“In California, we missed having a sense of community,” Cristina recalls. “Something was always calling us back here [to the East Coast]. When I saw so much community love for this place, I said, ‘That’s what we want.’” “It was karmically and energetically right,” agrees Eric, who remembered his mother having talked about lunching there with her hiking group when he was still a child. His vision for the restaurant is as what he terms the “third place,” with the first being home, the second one’s workplace and the third “a place to gather, to escape from the outside world.”

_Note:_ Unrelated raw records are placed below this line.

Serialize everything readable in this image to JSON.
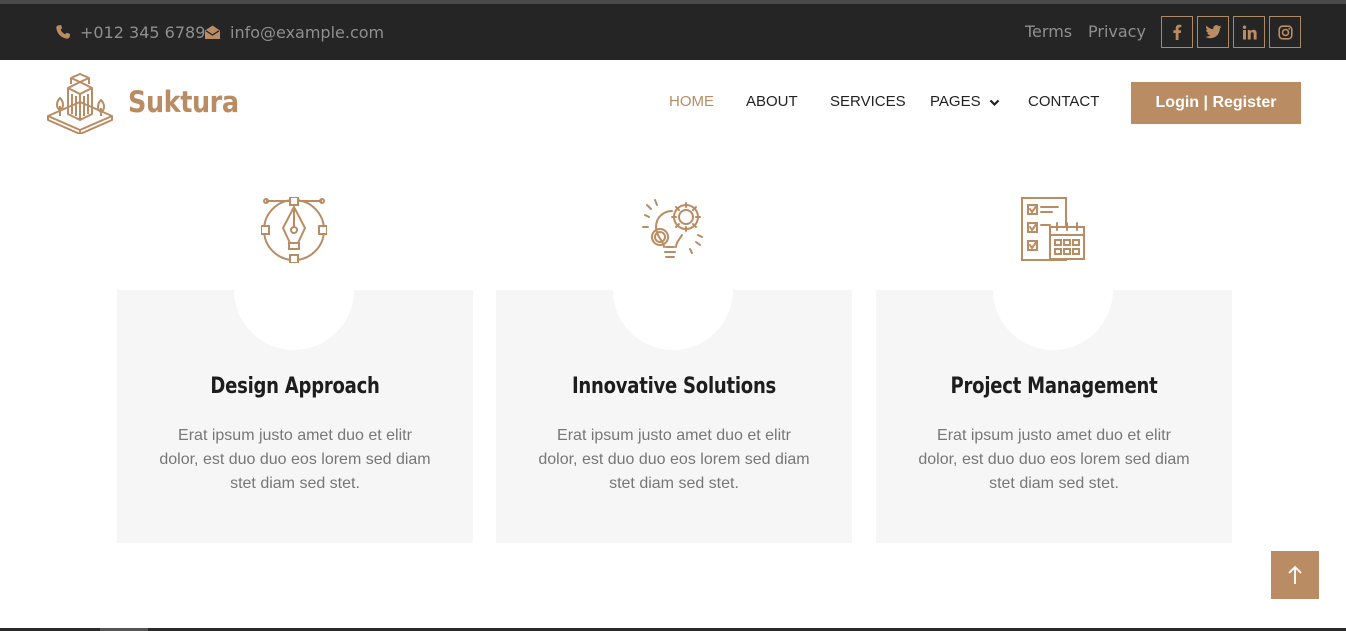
{
  "topbar": {
    "phone": "+012 345 6789",
    "email": "info@example.com",
    "terms": "Terms",
    "privacy": "Privacy",
    "social": [
      "facebook-icon",
      "twitter-icon",
      "linkedin-icon",
      "instagram-icon"
    ]
  },
  "brand": {
    "name": "Suktura",
    "logo_icon": "building-icon"
  },
  "nav": {
    "home": "HOME",
    "about": "ABOUT",
    "services": "SERVICES",
    "pages": "PAGES",
    "contact": "CONTACT",
    "active": "HOME",
    "login": "Login | Register"
  },
  "cards": [
    {
      "icon": "pen-tool-icon",
      "title": "Design Approach",
      "text": "Erat ipsum justo amet duo et elitr dolor, est duo duo eos lorem sed diam stet diam sed stet."
    },
    {
      "icon": "lightbulb-gear-icon",
      "title": "Innovative Solutions",
      "text": "Erat ipsum justo amet duo et elitr dolor, est duo duo eos lorem sed diam stet diam sed stet."
    },
    {
      "icon": "checklist-calendar-icon",
      "title": "Project Management",
      "text": "Erat ipsum justo amet duo et elitr dolor, est duo duo eos lorem sed diam stet diam sed stet."
    }
  ],
  "colors": {
    "accent": "#b98c63",
    "topbar_bg": "#252525",
    "card_bg": "#f6f6f6",
    "heading": "#1d1d1d"
  },
  "back_to_top_icon": "arrow-up-icon"
}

Fast-forward to last weekend, when the new Egg’s Nest had its soft opening. The interior is now spic-and-span, with several layers of hanging tsatskes peeled down to reveal more of Murphy’s intricately painted murals. Worn carpeting has been replaced with softly shining hardwood flooring, and around the bar, the intricate paintings have given way to a collage of vintage Saturday Evening Post covers meant to evoke the building’s pre-Murphy history as Ed & Fran’s Tavern. They set the bar area apart visually from the dining rooms and porch, which largely retain their Murphy-era décor.

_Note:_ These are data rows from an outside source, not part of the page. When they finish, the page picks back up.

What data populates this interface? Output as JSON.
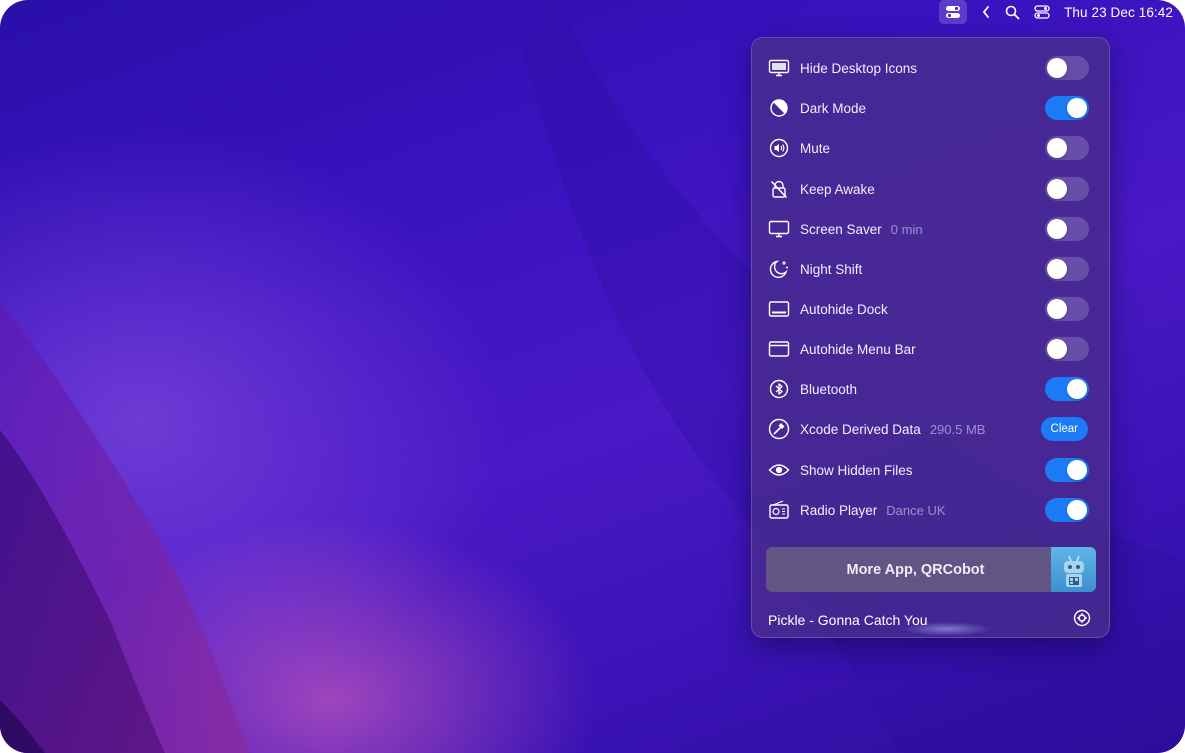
{
  "menubar": {
    "date_time": "Thu 23 Dec  16:42",
    "icons": [
      "app-toggle-icon",
      "chevron-left-icon",
      "search-icon",
      "control-center-icon"
    ]
  },
  "panel": {
    "items": [
      {
        "label": "Hide Desktop Icons",
        "sub": "",
        "icon": "monitor-icon",
        "control": "toggle",
        "on": false
      },
      {
        "label": "Dark Mode",
        "sub": "",
        "icon": "dark-mode-icon",
        "control": "toggle",
        "on": true
      },
      {
        "label": "Mute",
        "sub": "",
        "icon": "speaker-icon",
        "control": "toggle",
        "on": false
      },
      {
        "label": "Keep Awake",
        "sub": "",
        "icon": "lock-slash-icon",
        "control": "toggle",
        "on": false
      },
      {
        "label": "Screen Saver",
        "sub": "0 min",
        "icon": "display-icon",
        "control": "toggle",
        "on": false
      },
      {
        "label": "Night Shift",
        "sub": "",
        "icon": "moon-stars-icon",
        "control": "toggle",
        "on": false
      },
      {
        "label": "Autohide Dock",
        "sub": "",
        "icon": "dock-icon",
        "control": "toggle",
        "on": false
      },
      {
        "label": "Autohide Menu Bar",
        "sub": "",
        "icon": "menu-bar-icon",
        "control": "toggle",
        "on": false
      },
      {
        "label": "Bluetooth",
        "sub": "",
        "icon": "bluetooth-icon",
        "control": "toggle",
        "on": true
      },
      {
        "label": "Xcode Derived Data",
        "sub": "290.5 MB",
        "icon": "hammer-icon",
        "control": "button",
        "button_label": "Clear"
      },
      {
        "label": "Show Hidden Files",
        "sub": "",
        "icon": "eye-icon",
        "control": "toggle",
        "on": true
      },
      {
        "label": "Radio Player",
        "sub": "Dance UK",
        "icon": "radio-icon",
        "control": "toggle",
        "on": true
      }
    ],
    "banner": {
      "text": "More App, QRCobot",
      "image_icon": "robot-icon"
    },
    "footer": {
      "now_playing": "Pickle - Gonna Catch You",
      "settings_icon": "gear-icon"
    }
  },
  "colors": {
    "accent": "#1b7cf5",
    "panel": "#482c8c",
    "desktop": "#3a12bf"
  }
}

Longtime aficionados of the Egg’s Nest can breathe a sigh of relief: The place, though less cobwebby, is still very much recognizable. Eric speaks of exercising a “process of curation and art direction” in the Silvers’ approach to renovating the building: “We want people to feel that we treated it as a living, breathing museum, a canvas…. Our goal throughout the process was to retain a lot of the character and magic that Richard created. But we wanted to add a bit of our own personalities as well, with both the food and the décor.”
The partial menu developed for the soft opening weekend reflects that wish to meld continuity with innovation. A section is devoted to “Egg’s Nest Favorites” like the classic burger, the Thanksgiving sandwich, the Frida Kählo Bowl, chipotle chicken wings and the steak quesadilla. But Richard’s strong emphasis on Southwestern flavor combos will now give way somewhat to Cristina’s childhood love of empanadas and Eric’s upbringing on New York deli staples: “food that resonates with us.” Sandwiches and salads still form the heart of the menu, and for the first time, says Eric, “We will now be having eggs at the Egg’s Nest” on a consistent basis, with breakfast dishes always available at lunchtime. Sleepers-in, rejoice!

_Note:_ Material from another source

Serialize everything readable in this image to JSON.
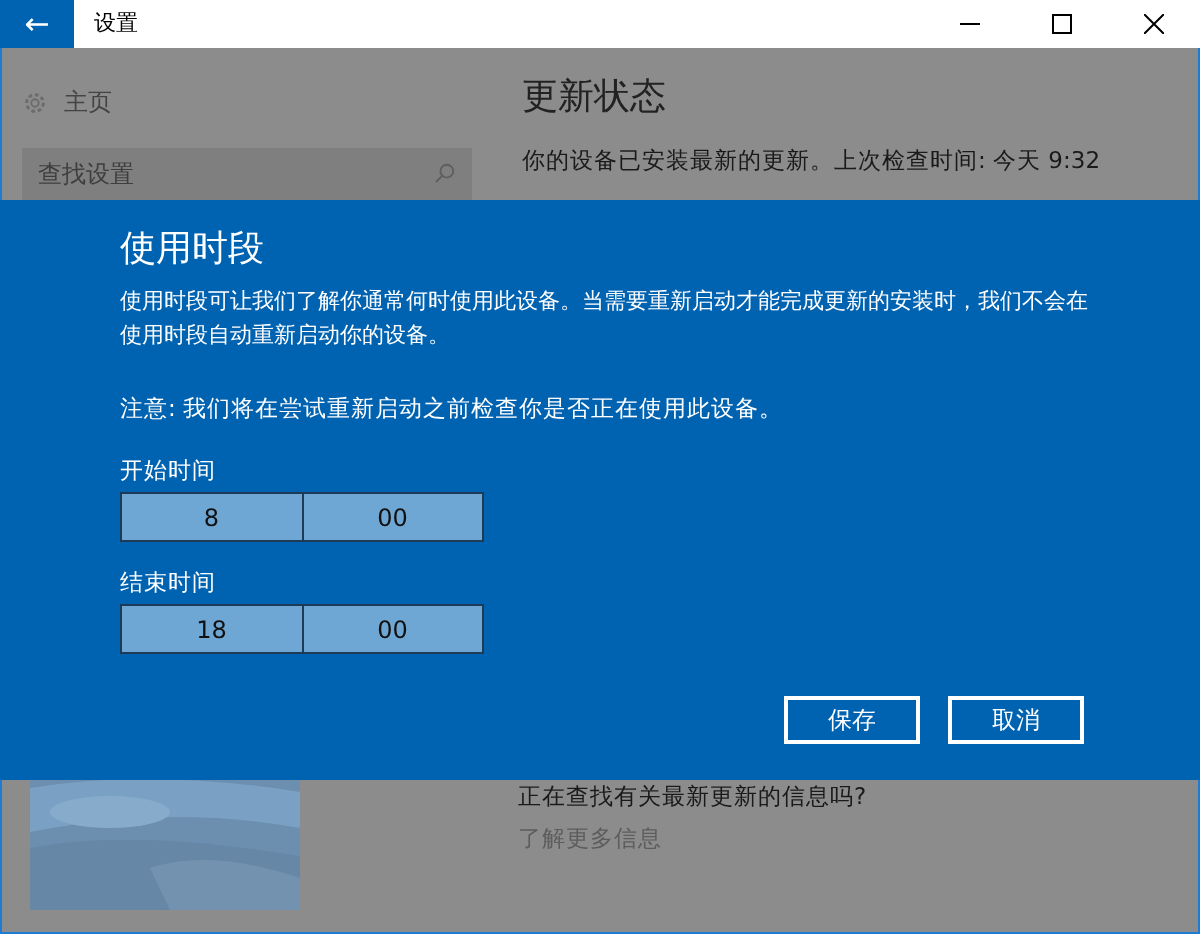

The Silvers promise that vegans and vegetarians will always find something appealing on the new menu, and use of locally sourced, sustainably grown ingredients will be emphasized. Already they are obtaining their pork from Kinderhook Farms and chicken from Campanelli’s, and the rich, rejuvenated agricultural legacy of the Rondout Valley means that abundant fresh local produce will be available for much of the year.
For those who come in for drinks, local microbrews and ciders will also be available on tap and in bottles. And the Silvers have retained some talented mixology consultants to help develop a line of appropriately quirky signature cocktails, with locally meaningful names like Splendor in the Grass, Parsonage Punch, Discovery of Cement and Murphy’s Law. But mostly, the good news for longtime fans of the Egg’s Nest is that the best of the past has been preserved. “Retaining the essence of it is key,” Eric says.
While a Grand Opening date has not yet been scheduled and the full menu is not yet available, the new Egg’s Nest will be open on Labor Day weekend from 11 a.m. to 9 p.m. No reservations are taken; just show up, ready to relax, nosh, imbibe and have fun. For more info, and to put yourself on the e-mail list for future announcements, visit www.theeggsnest.com or www.facebook.com/theeggsnestest1973.